Gadgets to help grip the inhaler (such as Haleraids) are available for people with weak hands or osteoarthritis.

Inhalers or “puffers” are recommended for most people instead of nebulisers, however, some older people use nebulisers. Nebulisers are machines that convert liquid medicine into a mist, which is breathed through a mask.

When using a nebuliser, the mask must be tight-fitting. Loose masks allow some of the medicine to escape into the air, and this can cause eye problems such as enlarged pupils, blurry vision, or glaucoma. Nebuliser masks can also pass on infections, so they need to be cleaned carefully.

Tell your doctor if you have any trouble using an inhaler, have any concerns about a medicine, or think that your asthma medicines are causing side-effects.

Follow your written asthma action plan

You should never ignore or ‘put up with’ asthma symptoms, because  asthma ‘attacks’ are very risky – especially for people over 65 years.

A written asthma action plan tells you which medicines to take, what to do when you have symptoms (or your asthma worsens over a few days), and what to do in an emergency.

If you don’t have a personal written asthma action plan, ask your doctor to write one for you. Several different types of written asthma action plans are available depending on your needs or preferences.

People who have more than one medical condition may need a written action plan that includes instructions for all their medicines and healthcare needs. 

Managing asthma when you have other medical conditions

Most older people will have one or more health conditions, and many are taking one or more medicines regularly.

Whenever you start taking any new medicine for asthma or another condition, make sure your doctor and your pharmacist know about all the other medicines you are taking, including any over-the-counter or complementary medicines you use.

Some medicines can cause asthma symptoms.

Common examples are:

  • blood pressure-lowering medicines that end with the letters L-O-L, such as atenolol, bisoprolol, carvedilol, labetolol, metoprolol, and pindolol 
  • eye drops for glaucoma, such as betaxolol, carbachol, timolol, and pilocarpine.

Tell your pharmacist if you have asthma and you are taking any of these medicines.

Health conditions can affect your asthma

Some common medical conditions can make asthma worse or harder to manage.
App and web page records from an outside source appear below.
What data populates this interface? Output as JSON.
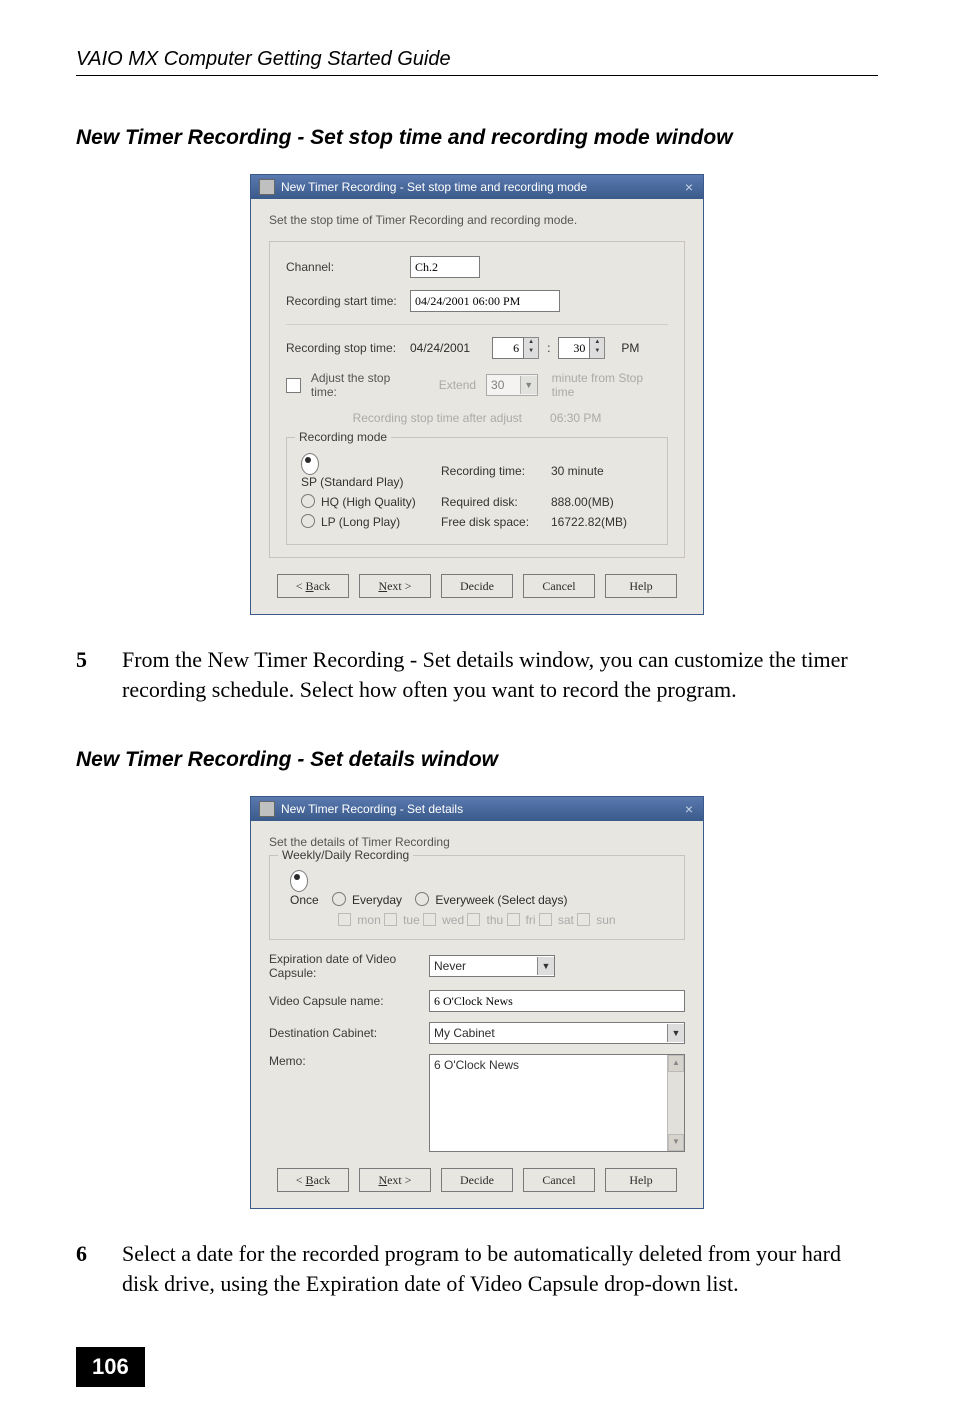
{
  "header": {
    "guide_title": "VAIO MX Computer Getting Started Guide"
  },
  "sec1": {
    "title": "New Timer Recording - Set stop time and recording mode window",
    "dlg_title": "New Timer Recording - Set stop time and recording mode",
    "intro": "Set the stop time of Timer Recording and recording mode.",
    "channel_lbl": "Channel:",
    "channel_val": "Ch.2",
    "start_lbl": "Recording start time:",
    "start_val": "04/24/2001 06:00 PM",
    "stop_lbl": "Recording stop time:",
    "stop_date": "04/24/2001",
    "stop_hh": "6",
    "stop_mm": "30",
    "stop_ampm": "PM",
    "adjust_lbl": "Adjust the stop time:",
    "extend_lbl": "Extend",
    "extend_val": "30",
    "extend_after": "minute from Stop time",
    "after_lbl": "Recording stop time after adjust",
    "after_val": "06:30 PM",
    "group_lbl": "Recording mode",
    "opt_sp": "SP (Standard Play)",
    "opt_hq": "HQ (High Quality)",
    "opt_lp": "LP (Long Play)",
    "lbl_rt": "Recording time:",
    "val_rt": "30 minute",
    "lbl_rd": "Required disk:",
    "val_rd": "888.00(MB)",
    "lbl_fd": "Free disk space:",
    "val_fd": "16722.82(MB)"
  },
  "step5": {
    "num": "5",
    "text": "From the New Timer Recording - Set details window, you can customize the timer recording schedule. Select how often you want to record the program."
  },
  "sec2": {
    "title": "New Timer Recording - Set details window",
    "dlg_title": "New Timer Recording - Set details",
    "intro": "Set the details of Timer Recording",
    "group_lbl": "Weekly/Daily Recording",
    "opt_once": "Once",
    "opt_everyday": "Everyday",
    "opt_everyweek": "Everyweek (Select days)",
    "d_mon": "mon",
    "d_tue": "tue",
    "d_wed": "wed",
    "d_thu": "thu",
    "d_fri": "fri",
    "d_sat": "sat",
    "d_sun": "sun",
    "exp_lbl": "Expiration date of Video Capsule:",
    "exp_val": "Never",
    "vcn_lbl": "Video Capsule name:",
    "vcn_val": "6 O'Clock News",
    "dc_lbl": "Destination Cabinet:",
    "dc_val": "My Cabinet",
    "memo_lbl": "Memo:",
    "memo_val": "6 O'Clock News"
  },
  "step6": {
    "num": "6",
    "text": "Select a date for the recorded program to be automatically deleted from your hard disk drive, using the Expiration date of Video Capsule drop-down list."
  },
  "buttons": {
    "back_pre": "< ",
    "back_u": "B",
    "back_post": "ack",
    "next_u": "N",
    "next_post": "ext >",
    "decide": "Decide",
    "cancel": "Cancel",
    "help": "Help"
  },
  "page_num": "106"
}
Tell your doctor if you have any of these health problems:

  • gastro-oesophageal reflux (stomach reflux)
  • breathing problems during sleep (such as snoring or obstructive sleep apnoea)
  • depression
  • anxiety
  • overweight
  • memory problems
  • poor physical fitness.
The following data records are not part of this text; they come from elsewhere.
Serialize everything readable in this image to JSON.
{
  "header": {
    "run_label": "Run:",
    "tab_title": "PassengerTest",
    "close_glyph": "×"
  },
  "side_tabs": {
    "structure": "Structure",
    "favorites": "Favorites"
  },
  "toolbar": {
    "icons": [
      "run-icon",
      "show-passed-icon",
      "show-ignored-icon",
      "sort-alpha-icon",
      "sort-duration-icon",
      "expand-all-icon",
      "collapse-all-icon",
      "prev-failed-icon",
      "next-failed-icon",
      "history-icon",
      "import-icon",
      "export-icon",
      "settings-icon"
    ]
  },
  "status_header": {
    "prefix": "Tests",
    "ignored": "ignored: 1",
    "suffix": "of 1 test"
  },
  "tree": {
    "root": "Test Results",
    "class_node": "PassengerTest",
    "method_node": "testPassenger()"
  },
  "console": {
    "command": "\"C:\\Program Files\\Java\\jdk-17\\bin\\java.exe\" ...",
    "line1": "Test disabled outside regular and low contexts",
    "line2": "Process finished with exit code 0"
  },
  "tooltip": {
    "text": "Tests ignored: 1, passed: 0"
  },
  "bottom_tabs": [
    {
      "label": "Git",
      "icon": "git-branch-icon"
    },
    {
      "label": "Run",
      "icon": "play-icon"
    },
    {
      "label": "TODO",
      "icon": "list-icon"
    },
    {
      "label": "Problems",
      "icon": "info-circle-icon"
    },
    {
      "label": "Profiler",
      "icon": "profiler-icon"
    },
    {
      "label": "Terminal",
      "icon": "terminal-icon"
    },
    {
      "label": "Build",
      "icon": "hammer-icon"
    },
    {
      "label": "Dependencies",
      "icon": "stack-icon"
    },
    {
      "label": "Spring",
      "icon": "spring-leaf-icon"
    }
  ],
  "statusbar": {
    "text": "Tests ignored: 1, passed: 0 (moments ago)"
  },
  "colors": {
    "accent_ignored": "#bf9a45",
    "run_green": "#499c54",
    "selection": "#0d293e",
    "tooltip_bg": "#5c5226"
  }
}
Some people with asthma have other lung conditions at the same time. One lung condition that is fairly common among older people is chronic obstructive pulmonary disease (usually called COPD). Pulmonary rehabilitation is recommended for people who have COPD as well as asthma.

Further information

For Health Professionals

Visit the National Asthma Council Australia website to:

Acknowledgments

Developed by the National Asthma Council Australia in consultation with an expert panel of respiratory clinicians.

Supported through funding from the Australian Government Department of Health.

Recommended Citation

National Asthma Council Australia. Asthma & Older Adults: A guide to living with asthma for people aged 65 years and over. Melbourne. National Asthma Council Australia, 2013. 

Disclaimer

Although all care has been taken, this brochure is only a general guide; it is not a substitute for individual medical advice/treatment. The National Asthma Council Australia expressly disclaims all responsibility (including negligence) for any loss, damage or personal injury resulting from reliance on the information contained.

© 2013